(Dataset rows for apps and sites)
____
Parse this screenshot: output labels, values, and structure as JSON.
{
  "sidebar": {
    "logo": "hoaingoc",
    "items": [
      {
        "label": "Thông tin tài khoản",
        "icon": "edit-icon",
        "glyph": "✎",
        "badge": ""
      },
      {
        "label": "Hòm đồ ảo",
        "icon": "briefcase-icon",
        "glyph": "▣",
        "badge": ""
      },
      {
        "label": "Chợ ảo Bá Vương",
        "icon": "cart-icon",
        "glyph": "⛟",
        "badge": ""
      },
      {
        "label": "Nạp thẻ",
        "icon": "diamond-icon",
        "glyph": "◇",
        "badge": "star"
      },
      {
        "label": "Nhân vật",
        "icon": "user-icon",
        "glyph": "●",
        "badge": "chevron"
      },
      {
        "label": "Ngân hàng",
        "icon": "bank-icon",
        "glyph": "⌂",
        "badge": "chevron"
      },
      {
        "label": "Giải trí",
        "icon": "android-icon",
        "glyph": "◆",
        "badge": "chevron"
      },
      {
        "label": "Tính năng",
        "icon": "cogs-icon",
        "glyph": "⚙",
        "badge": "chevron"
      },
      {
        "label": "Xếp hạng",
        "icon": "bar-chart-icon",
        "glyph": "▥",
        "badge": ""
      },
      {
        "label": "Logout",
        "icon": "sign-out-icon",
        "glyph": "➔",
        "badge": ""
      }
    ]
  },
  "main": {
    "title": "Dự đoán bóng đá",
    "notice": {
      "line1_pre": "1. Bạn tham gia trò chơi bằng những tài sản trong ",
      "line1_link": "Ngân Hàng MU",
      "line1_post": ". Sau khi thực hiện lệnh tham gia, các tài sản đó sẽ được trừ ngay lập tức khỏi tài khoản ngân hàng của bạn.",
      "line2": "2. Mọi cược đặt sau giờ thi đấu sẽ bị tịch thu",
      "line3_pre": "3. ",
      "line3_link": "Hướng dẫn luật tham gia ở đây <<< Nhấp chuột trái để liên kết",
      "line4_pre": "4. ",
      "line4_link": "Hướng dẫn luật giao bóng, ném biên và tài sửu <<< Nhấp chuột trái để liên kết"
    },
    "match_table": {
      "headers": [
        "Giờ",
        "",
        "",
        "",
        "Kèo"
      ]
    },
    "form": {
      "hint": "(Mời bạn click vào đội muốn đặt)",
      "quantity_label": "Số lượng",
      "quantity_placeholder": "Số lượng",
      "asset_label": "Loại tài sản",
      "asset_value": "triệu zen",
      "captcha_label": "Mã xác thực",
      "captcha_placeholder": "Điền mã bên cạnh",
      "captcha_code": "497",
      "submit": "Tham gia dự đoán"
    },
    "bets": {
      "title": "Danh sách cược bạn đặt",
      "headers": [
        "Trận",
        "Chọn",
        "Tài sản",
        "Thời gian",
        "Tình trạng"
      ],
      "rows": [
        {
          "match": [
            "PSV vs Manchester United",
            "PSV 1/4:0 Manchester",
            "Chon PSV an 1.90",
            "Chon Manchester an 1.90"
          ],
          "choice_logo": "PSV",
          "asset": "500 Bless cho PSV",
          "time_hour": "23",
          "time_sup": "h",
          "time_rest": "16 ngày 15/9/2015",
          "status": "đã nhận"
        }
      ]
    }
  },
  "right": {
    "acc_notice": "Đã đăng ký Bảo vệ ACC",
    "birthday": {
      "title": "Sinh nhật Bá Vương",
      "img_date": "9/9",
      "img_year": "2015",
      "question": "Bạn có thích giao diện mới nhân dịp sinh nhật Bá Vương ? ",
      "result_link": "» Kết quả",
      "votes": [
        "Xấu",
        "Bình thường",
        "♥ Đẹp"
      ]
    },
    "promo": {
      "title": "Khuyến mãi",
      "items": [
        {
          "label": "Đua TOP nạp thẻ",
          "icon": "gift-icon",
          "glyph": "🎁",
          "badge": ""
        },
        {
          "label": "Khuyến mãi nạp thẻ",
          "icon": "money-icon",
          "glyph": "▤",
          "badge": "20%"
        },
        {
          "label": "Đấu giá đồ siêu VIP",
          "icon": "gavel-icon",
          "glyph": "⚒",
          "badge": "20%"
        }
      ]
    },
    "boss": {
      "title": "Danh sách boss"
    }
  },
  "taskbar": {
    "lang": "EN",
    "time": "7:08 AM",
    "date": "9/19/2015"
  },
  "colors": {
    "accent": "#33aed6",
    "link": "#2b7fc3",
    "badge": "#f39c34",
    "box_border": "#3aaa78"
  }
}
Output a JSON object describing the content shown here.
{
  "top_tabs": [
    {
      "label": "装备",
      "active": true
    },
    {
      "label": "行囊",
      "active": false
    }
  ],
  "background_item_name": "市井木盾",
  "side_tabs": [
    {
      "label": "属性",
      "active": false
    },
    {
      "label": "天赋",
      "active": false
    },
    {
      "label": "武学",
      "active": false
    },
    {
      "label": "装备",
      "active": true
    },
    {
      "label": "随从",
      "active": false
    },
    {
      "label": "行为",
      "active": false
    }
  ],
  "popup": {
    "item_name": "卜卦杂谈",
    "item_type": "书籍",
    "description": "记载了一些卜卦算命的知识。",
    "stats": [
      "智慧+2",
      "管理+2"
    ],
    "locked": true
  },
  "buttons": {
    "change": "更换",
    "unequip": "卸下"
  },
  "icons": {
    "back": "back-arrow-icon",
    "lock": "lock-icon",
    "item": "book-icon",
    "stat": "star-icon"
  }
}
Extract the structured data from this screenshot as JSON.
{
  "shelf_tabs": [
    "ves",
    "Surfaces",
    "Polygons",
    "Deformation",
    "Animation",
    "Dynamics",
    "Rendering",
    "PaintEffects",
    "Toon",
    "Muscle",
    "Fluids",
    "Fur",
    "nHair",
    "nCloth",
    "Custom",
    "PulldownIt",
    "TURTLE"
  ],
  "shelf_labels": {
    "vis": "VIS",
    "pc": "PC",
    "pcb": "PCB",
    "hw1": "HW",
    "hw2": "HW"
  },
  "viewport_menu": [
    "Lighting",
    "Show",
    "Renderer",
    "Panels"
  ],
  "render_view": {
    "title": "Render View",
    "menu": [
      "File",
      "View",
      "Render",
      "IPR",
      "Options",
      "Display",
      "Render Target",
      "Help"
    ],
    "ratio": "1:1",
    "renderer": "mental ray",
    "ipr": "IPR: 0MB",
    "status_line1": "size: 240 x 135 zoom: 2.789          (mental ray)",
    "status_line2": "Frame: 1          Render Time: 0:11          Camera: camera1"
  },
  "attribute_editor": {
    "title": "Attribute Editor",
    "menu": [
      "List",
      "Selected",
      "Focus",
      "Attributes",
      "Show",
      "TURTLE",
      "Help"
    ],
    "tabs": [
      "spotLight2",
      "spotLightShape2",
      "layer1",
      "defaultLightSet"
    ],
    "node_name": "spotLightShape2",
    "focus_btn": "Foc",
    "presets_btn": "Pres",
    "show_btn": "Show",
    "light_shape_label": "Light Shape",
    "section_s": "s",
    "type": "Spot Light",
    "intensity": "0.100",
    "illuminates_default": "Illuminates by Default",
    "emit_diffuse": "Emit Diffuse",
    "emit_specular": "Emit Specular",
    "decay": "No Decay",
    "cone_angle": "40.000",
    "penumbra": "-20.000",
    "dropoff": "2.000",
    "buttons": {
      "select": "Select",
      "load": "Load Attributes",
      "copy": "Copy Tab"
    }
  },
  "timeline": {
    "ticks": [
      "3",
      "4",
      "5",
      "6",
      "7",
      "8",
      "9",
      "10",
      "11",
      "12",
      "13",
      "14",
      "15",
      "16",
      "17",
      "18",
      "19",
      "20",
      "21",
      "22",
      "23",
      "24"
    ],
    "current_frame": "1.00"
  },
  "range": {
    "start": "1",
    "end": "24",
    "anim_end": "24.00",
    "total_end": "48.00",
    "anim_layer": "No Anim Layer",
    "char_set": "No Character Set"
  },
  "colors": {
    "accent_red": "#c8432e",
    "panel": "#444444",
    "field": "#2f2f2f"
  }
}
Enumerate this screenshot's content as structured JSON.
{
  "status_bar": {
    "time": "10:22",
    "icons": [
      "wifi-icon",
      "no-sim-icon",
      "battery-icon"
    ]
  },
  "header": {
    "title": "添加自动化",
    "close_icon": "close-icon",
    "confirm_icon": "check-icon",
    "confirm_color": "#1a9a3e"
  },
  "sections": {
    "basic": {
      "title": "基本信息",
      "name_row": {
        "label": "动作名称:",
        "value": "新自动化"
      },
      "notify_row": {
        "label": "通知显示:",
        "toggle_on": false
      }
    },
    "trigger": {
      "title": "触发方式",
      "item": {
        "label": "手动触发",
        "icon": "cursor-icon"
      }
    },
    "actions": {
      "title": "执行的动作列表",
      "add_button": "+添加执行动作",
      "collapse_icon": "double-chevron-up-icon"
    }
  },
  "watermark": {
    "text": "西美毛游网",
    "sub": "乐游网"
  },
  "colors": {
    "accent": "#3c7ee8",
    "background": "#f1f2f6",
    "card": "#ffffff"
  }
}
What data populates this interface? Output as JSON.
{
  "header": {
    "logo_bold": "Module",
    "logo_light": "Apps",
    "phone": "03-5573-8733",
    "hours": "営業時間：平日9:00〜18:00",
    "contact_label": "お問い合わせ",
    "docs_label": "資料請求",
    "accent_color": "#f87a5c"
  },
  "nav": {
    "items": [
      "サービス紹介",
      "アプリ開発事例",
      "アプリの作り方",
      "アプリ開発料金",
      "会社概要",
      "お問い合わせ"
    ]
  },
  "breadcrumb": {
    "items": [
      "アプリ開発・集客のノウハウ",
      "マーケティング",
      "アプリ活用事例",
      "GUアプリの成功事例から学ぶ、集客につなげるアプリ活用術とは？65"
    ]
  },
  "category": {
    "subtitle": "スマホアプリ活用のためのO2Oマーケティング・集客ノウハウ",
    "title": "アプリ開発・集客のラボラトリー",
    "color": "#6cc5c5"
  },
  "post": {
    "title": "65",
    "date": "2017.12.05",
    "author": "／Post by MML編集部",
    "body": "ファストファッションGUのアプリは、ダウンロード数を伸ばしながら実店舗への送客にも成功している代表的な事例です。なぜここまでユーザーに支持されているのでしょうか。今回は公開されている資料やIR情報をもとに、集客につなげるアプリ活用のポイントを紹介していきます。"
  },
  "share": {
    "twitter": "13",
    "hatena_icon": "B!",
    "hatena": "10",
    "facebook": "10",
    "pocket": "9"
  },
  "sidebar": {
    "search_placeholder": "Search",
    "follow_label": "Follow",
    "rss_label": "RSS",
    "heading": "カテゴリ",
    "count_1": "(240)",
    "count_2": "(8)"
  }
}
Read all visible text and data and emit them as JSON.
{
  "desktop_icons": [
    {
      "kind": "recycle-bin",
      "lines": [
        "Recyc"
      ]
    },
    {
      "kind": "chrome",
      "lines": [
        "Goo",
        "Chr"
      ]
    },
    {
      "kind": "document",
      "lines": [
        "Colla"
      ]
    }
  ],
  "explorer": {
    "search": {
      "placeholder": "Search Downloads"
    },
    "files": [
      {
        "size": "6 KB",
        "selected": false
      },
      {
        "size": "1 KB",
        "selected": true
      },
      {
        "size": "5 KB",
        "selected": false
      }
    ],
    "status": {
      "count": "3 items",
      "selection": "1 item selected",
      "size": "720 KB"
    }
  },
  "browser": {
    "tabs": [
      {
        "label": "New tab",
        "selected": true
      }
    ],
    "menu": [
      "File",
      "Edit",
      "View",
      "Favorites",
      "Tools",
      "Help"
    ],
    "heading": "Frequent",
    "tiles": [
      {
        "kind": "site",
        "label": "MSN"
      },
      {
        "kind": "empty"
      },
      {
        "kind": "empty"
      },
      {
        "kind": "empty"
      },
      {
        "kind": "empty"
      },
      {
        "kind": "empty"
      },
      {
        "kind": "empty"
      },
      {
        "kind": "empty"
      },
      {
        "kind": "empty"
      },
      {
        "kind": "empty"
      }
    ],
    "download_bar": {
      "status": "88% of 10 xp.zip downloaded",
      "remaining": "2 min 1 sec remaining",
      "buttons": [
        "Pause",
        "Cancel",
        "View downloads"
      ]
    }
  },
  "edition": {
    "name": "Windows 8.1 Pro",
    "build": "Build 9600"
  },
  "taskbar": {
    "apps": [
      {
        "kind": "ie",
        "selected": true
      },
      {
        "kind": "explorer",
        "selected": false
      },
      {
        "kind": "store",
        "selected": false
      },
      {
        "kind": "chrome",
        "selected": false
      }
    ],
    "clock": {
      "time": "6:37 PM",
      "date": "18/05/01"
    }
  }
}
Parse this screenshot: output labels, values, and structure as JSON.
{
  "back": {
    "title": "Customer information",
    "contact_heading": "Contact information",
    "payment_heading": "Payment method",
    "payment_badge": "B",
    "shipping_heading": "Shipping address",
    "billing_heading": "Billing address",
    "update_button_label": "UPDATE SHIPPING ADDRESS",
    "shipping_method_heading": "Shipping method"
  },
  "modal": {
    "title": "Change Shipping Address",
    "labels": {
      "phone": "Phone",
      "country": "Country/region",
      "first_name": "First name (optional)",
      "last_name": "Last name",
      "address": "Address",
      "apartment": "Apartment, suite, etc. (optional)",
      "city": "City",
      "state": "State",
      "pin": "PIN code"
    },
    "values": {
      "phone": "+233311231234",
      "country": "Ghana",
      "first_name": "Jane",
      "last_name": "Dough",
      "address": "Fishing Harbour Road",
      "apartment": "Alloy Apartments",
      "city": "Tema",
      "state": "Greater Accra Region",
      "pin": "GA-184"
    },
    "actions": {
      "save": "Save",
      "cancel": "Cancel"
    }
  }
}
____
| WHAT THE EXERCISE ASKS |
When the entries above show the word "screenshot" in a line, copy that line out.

| ANSWER TO THIS PROBLEM |
Parse this screenshot: output labels, values, and structure as JSON.
Extract the structured data from this screenshot as JSON.
Enumerate this screenshot's content as structured JSON.
Parse this screenshot: output labels, values, and structure as JSON.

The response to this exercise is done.